Furthermore, the warm temperature of aerobic compost kills off bad bacteria. This process makes it safe to add the compost to your garden right away.
Disadvantages of aerobic composting
If done correctly, aerobic composting can have a useful result in just a matter of weeks. However, most home gardeners are not as diligent and it can take months for your compost to be ready to use.
Need for green and brown waste
When you think about it, most of what goes into your compost in the summer will be fruit and vegetable scraps while most of your fall contributions will be leaves and plant matter. In the course of a year, this will even out but will not be useful for your compost in the short term.
It can be hard to evenly mix in brown and green organic waste and you may end up agonizing over the right ratios.
Any time you want to speed up the aerobic composting process, the answer will be more effort. The smaller the pieces that go in a compost bin, both green and brown waste, the faster the process will be.
You may find yourself obsessively cutting up vegetable scraps or shredding leaves to improve the speed. The larger the surface area of your compost items, the more surface area those important microorganisms have to work on.

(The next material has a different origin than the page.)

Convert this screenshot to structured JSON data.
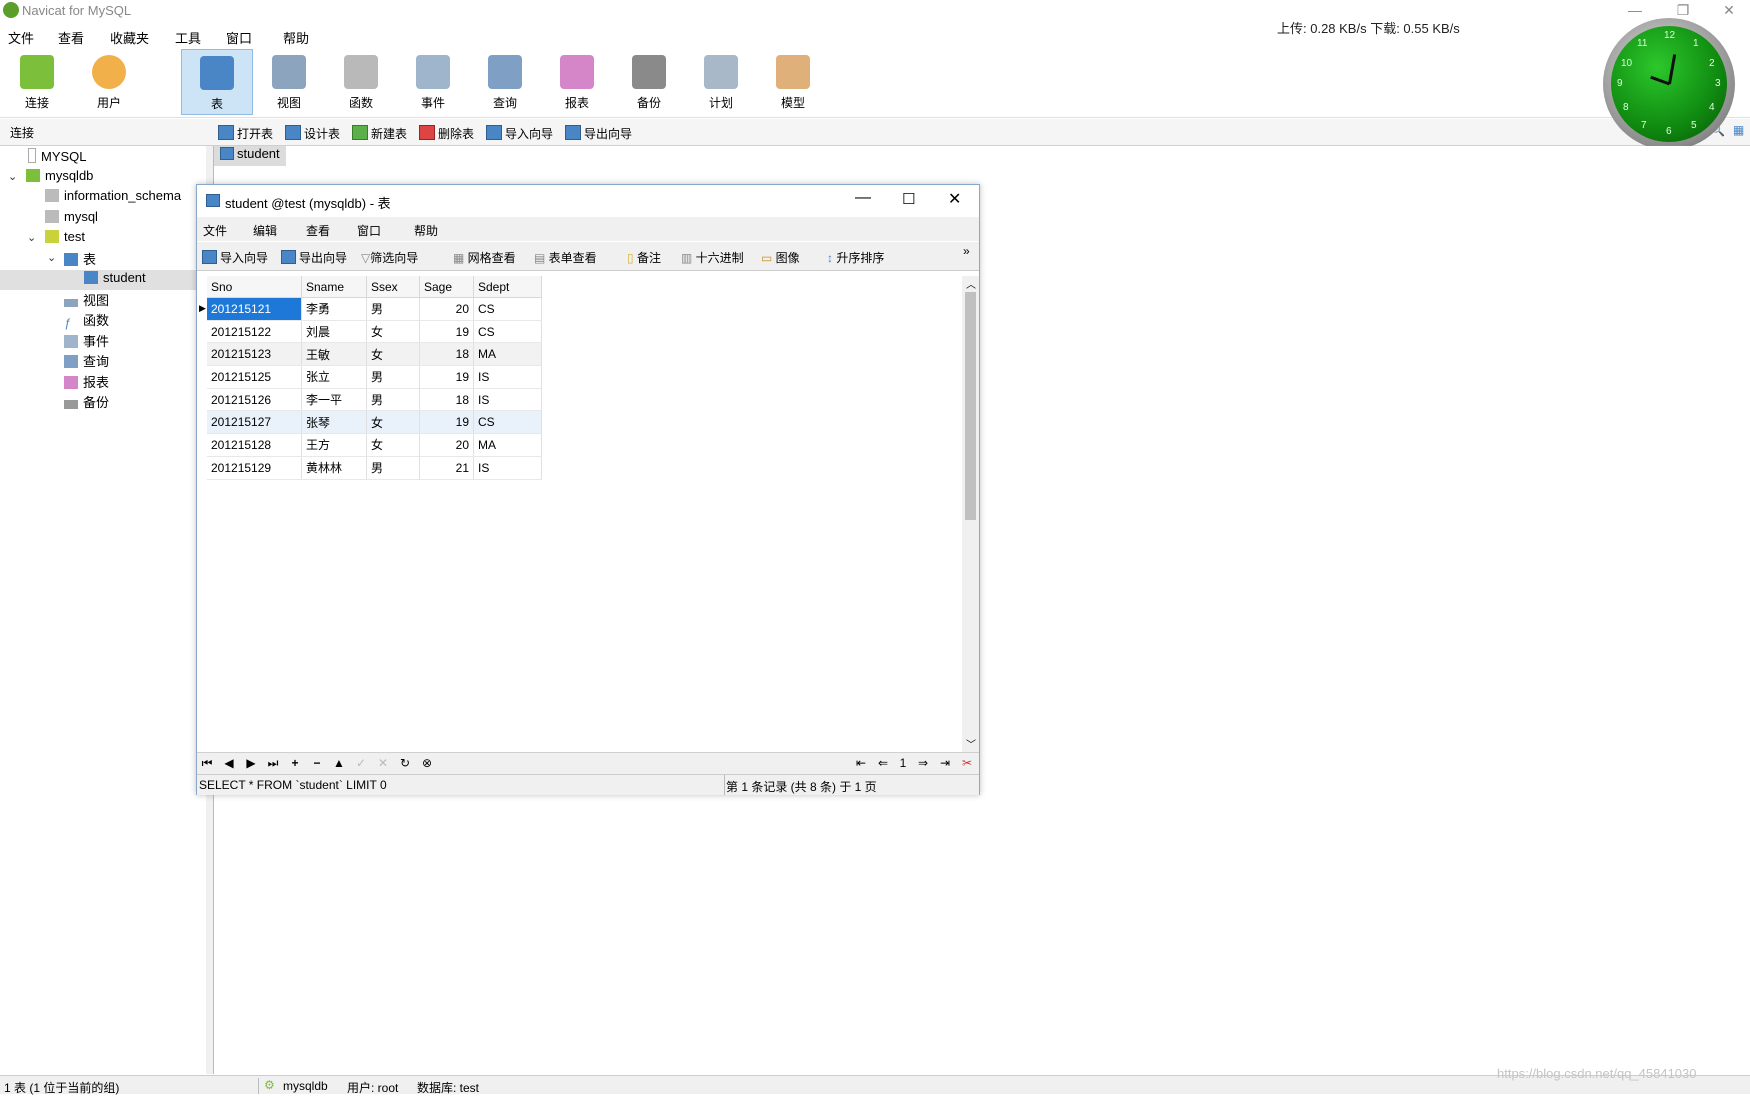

Anaerobic vs Aerobic Composting: Difference
While both systems rely on microorganisms, anaerobic microorganisms do not need oxygen to survive. In fact, if you let in too much oxygen to the process, you can kill off the bacteria that are trying to work.
As a result, the containers you use for each system will be vastly different. Aerobic composting usually involves a large bin that has air vents. It also has a large opening so you can remove the lid to turn it.

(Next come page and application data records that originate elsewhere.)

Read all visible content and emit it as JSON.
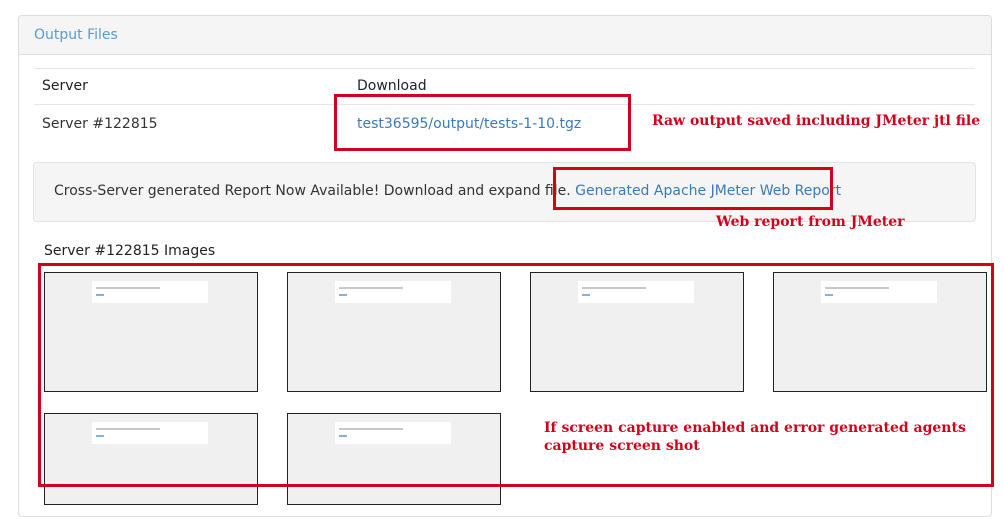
{
  "panel": {
    "title": "Output Files"
  },
  "table": {
    "headers": [
      "Server",
      "Download"
    ],
    "rows": [
      {
        "server": "Server #122815",
        "download": "test36595/output/tests-1-10.tgz"
      }
    ]
  },
  "report": {
    "text": "Cross-Server generated Report Now Available! Download and expand file.",
    "link": "Generated Apache JMeter Web Report"
  },
  "images": {
    "title": "Server #122815 Images",
    "thumbnail_count": 6
  },
  "annotations": {
    "raw_output": "Raw output saved including JMeter jtl file",
    "web_report": "Web report from JMeter",
    "screen_capture_line1": "If screen capture enabled and error generated agents",
    "screen_capture_line2": "capture screen shot"
  },
  "colors": {
    "annotation": "#d0021b",
    "link": "#3a7ab8",
    "panel_title": "#5c9bc9"
  }
}
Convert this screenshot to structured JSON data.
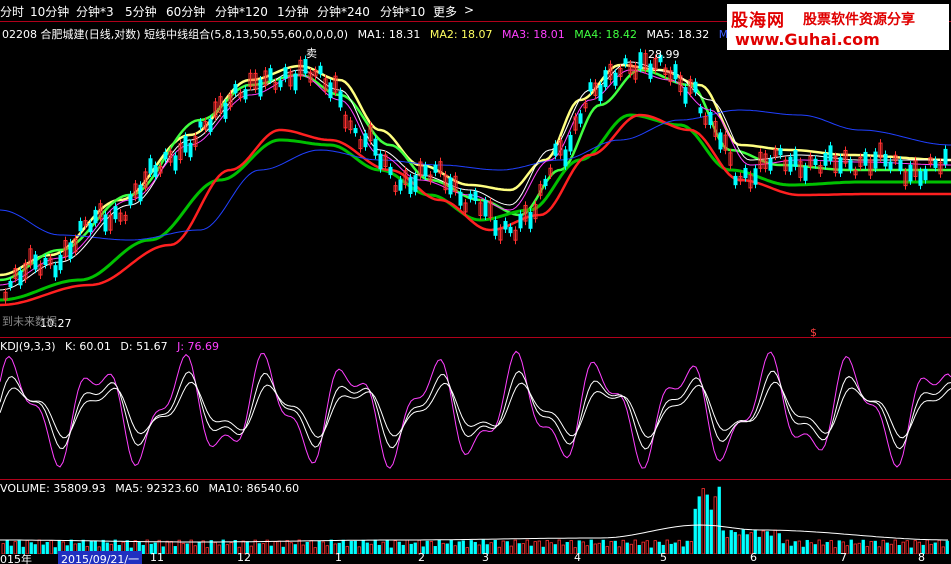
{
  "toolbar": {
    "items": [
      "分时",
      "10分钟",
      "分钟*3",
      "5分钟",
      "60分钟",
      "分钟*120",
      "1分钟",
      "分钟*240",
      "分钟*10",
      "更多"
    ],
    "more_arrow": ">"
  },
  "logo": {
    "brand": "股海网",
    "slogan": "股票软件资源分享",
    "url": "www.Guhai.com"
  },
  "main_legend": {
    "title": "02208 合肥城建(日线,对数) 短线中线组合(5,8,13,50,55,60,0,0,0,0)",
    "ma1": "MA1: 18.31",
    "ma2": "MA2: 18.07",
    "ma3": "MA3: 18.01",
    "ma4": "MA4: 18.42",
    "ma5": "MA5: 18.32",
    "ma6": "MA6: 1"
  },
  "annotations": {
    "sell": "卖",
    "high": "28.99",
    "low": "10.27",
    "future": "到未来数据",
    "dollar": "$"
  },
  "kdj_legend": {
    "title": "KDJ(9,3,3)",
    "k": "K: 60.01",
    "d": "D: 51.67",
    "j": "J: 76.69"
  },
  "vol_legend": {
    "title": "VOLUME: 35809.93",
    "ma5": "MA5: 92323.60",
    "ma10": "MA10: 86540.60"
  },
  "date_axis": {
    "year": "015年",
    "selected_date": "2015/09/21/一",
    "ticks": [
      "11",
      "12",
      "1",
      "2",
      "3",
      "4",
      "5",
      "6",
      "7",
      "8"
    ]
  },
  "colors": {
    "up": "#ff3030",
    "down": "#00ffff",
    "yellow": "#ffff80",
    "green": "#40ff40",
    "darkgreen": "#00c000",
    "red": "#ff2020",
    "blue": "#2040ff",
    "purple": "#ff40ff",
    "white": "#ffffff",
    "grid": "#b0001a"
  }
}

Sometimes, especially on farms, aerobic composting is simply a giant pile.
Anaerobic composting is more contained. For home use, you often have an airtight container that is only opened quickly to add your organic waste.
When microorganisms break down waste in an aerobic composting environment, they produce CO2. However, anaerobic compost produces methane.
CO2 does not have a strong smell. In contrast, methane is very stinky.
Due to the higher temperatures needed for anaerobic composting, organic matter breaks down more efficiently. As a result, plant pathogens, weeds, and even seeds decompose thoroughly.
Thanks to this, you can add compost directly into your garden, even if you are planting vegetables.
Anaerobic composting on its own won’t produce the high temperatures to kill these pathogens. While some more industrial methods will add heat, many home-use containers don’t.
If you are worried about what is still in your anaerobic compost, it is better to add it to your regular compost to help it break down further. You can still use it in your garden but it’s better to stay clear of areas with root vegetables.
How to increase the speed of aerobic composting
Many compost bins are sold with an aerator. This is a large metal stick that has a pointy end at the bottom.
To use an aerator, stick it in your compost bin, move it around, and then pull it up. The aerator will shift items from the bottom up to the top and in the process, add oxygen to the pile.
For larger piles of compost, this can take a bit of effort. Furthermore, you need to be in the habit of turning your pile every day for the best benefits.
If you know ahead of time that you are physically unable or unwilling to aerate your compost pile every day, you can purchase a special bin called a tumbler.
These bins are designed so the bin rests on a metal frame. Then, you can turn the bin easily so the content inside naturally shifts.
Heat is a major contributor to the readiness of your compost. If you can bury your bin in the ground, you will better insulate your compost and make it ready faster.
Other insulation tips include using straw or manure around the pile. You can also dig out a hole in the middle of your compost and place new materials inside to help feed the microbes.
Even though it has a fancy name, aerobic composting just means breaking down organic waste by exposing it to air. Be sure to regularly turn your compost pile and keep it warm so that good bacteria thrive and continue to break down your organic waste and create a nutrient-rich substance.